The findings provide evidence that Trump’s statements motivated Americans to adopt beliefs associated with ignoring social distancing norms.
“President Trump is a historic leader who has the power to shape the beliefs and behavior of many Americas,” Cullen told PsyPost. “In the pandemic, his denials of the serious health risks of COVID-19 contributed to the public — starting early on in the pandemic — embracing beliefs that would permit non-compliance with social distancing norms. By being the ‘denier in chief,’ he contributed the U.S. public health crisis and likely to the illness and death of countless Americans who placed their faith in him.”
However, Cullen noted that the study only focused the endorsement of neutralization beliefs. “We did not measure whether these beliefs led to subjects ignoring social distancing norms or to their becoming ill. These effects are plausible, but they are not demonstrated by our study,” he explained.

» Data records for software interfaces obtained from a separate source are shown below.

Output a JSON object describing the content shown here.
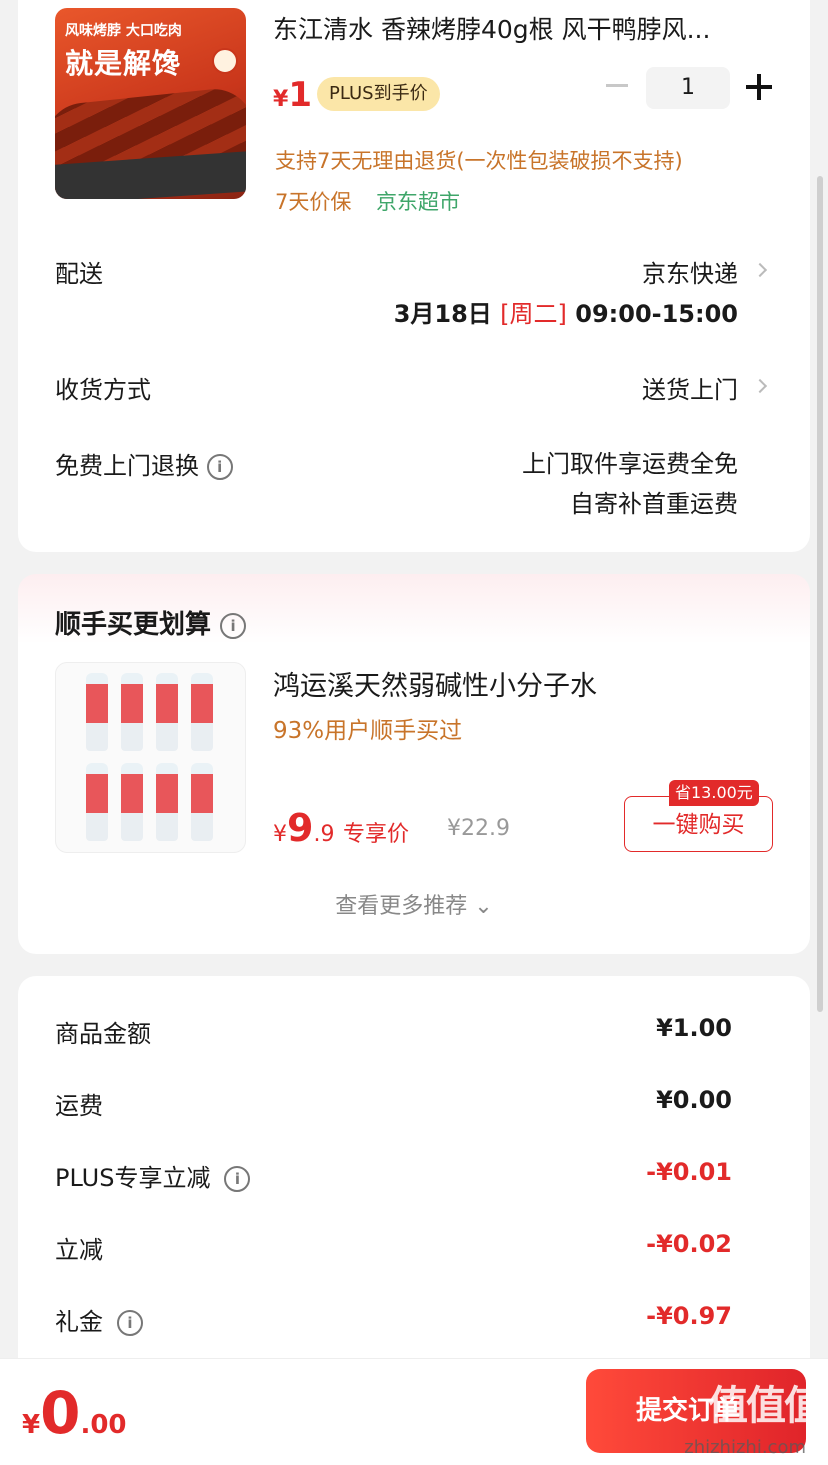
{
  "product": {
    "title": "东江清水 香辣烤脖40g根 风干鸭脖风...",
    "image_text_top": "风味烤脖 大口吃肉",
    "image_text_main": "就是解馋",
    "price_symbol": "¥",
    "price": "1",
    "plus_badge": "PLUS到手价",
    "quantity": "1",
    "return_policy": "支持7天无理由退货(一次性包装破损不支持)",
    "price_protect": "7天价保",
    "seller": "京东超市"
  },
  "delivery": {
    "label": "配送",
    "carrier": "京东快递",
    "date": "3月18日",
    "weekday": "[周二]",
    "time": "09:00-15:00"
  },
  "receive": {
    "label": "收货方式",
    "value": "送货上门"
  },
  "free_return": {
    "label": "免费上门退换",
    "line1": "上门取件享运费全免",
    "line2": "自寄补首重运费"
  },
  "recommend": {
    "title": "顺手买更划算",
    "name": "鸿运溪天然弱碱性小分子水",
    "users": "93%用户顺手买过",
    "price_symbol": "¥",
    "price_int": "9",
    "price_dec": ".9",
    "exclusive": "专享价",
    "orig_price": "¥22.9",
    "save_badge": "省13.00元",
    "buy_label": "一键购买",
    "more": "查看更多推荐 ⌄"
  },
  "summary": {
    "items": [
      {
        "label": "商品金额",
        "value": "¥1.00",
        "negative": false,
        "info": false
      },
      {
        "label": "运费",
        "value": "¥0.00",
        "negative": false,
        "info": false
      },
      {
        "label": "PLUS专享立减",
        "value": "-¥0.01",
        "negative": true,
        "info": true
      },
      {
        "label": "立减",
        "value": "-¥0.02",
        "negative": true,
        "info": false
      },
      {
        "label": "礼金",
        "value": "-¥0.97",
        "negative": true,
        "info": true
      }
    ]
  },
  "bottom": {
    "currency": "¥",
    "total_int": "0",
    "total_dec": ".00",
    "submit": "提交订单",
    "watermark": "值值值",
    "watermark_url": "zhizhizhi.com"
  },
  "colors": {
    "accent": "#e22a2a",
    "gold_text": "#c8742a",
    "green_text": "#3fa66a",
    "plus_badge_bg": "#fbe6a8"
  }
}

But the findings are in line with another study conducted by the researchers, which found that support for Trump was associated with to intentions to defy social distancing guidelines.
Previous research has also found that Americans who used Trump’s briefings to obtain information about COVID-19 were less likely to view coronavirus as a severe health problem, less likely to view public health advice as effective, and less likely to view public health advice as easy to follow.
“President’s matter. In this case, the public’s faith in Donald Trump leads them to embrace beliefs that would permit them to engage in behaviors risky to their health,” Cullen said. “Consider the counterfactual: If President Trump, who knew about the dangers of COVID early on, had gone ‘all in’ on having people wear ‘MAGA masks’ and saying he was going to ‘crush the virus.’ He could have been a source of public health.”
“Combined with his support of funding vaccine development, he could have been a public health hero. Instead, he has been a source of non-compliance, and has transformed many leaders in the Republican Party (especially governors) to portray vaccines as a threat to liberty. By being the Denier in Chief, it is arguable that many of his more faithful followers have made choices that have cost them their health and even lives.”
The study, “The Denier in Chief: Faith in Trump and Techniques of Neutralization in a Pandemic“, was authored by Francis T. Cullen, Amanda Graham, Cheryl Lero Jonson, Justin T. Pickett, Melissa M. Sloan, and Murat Haner.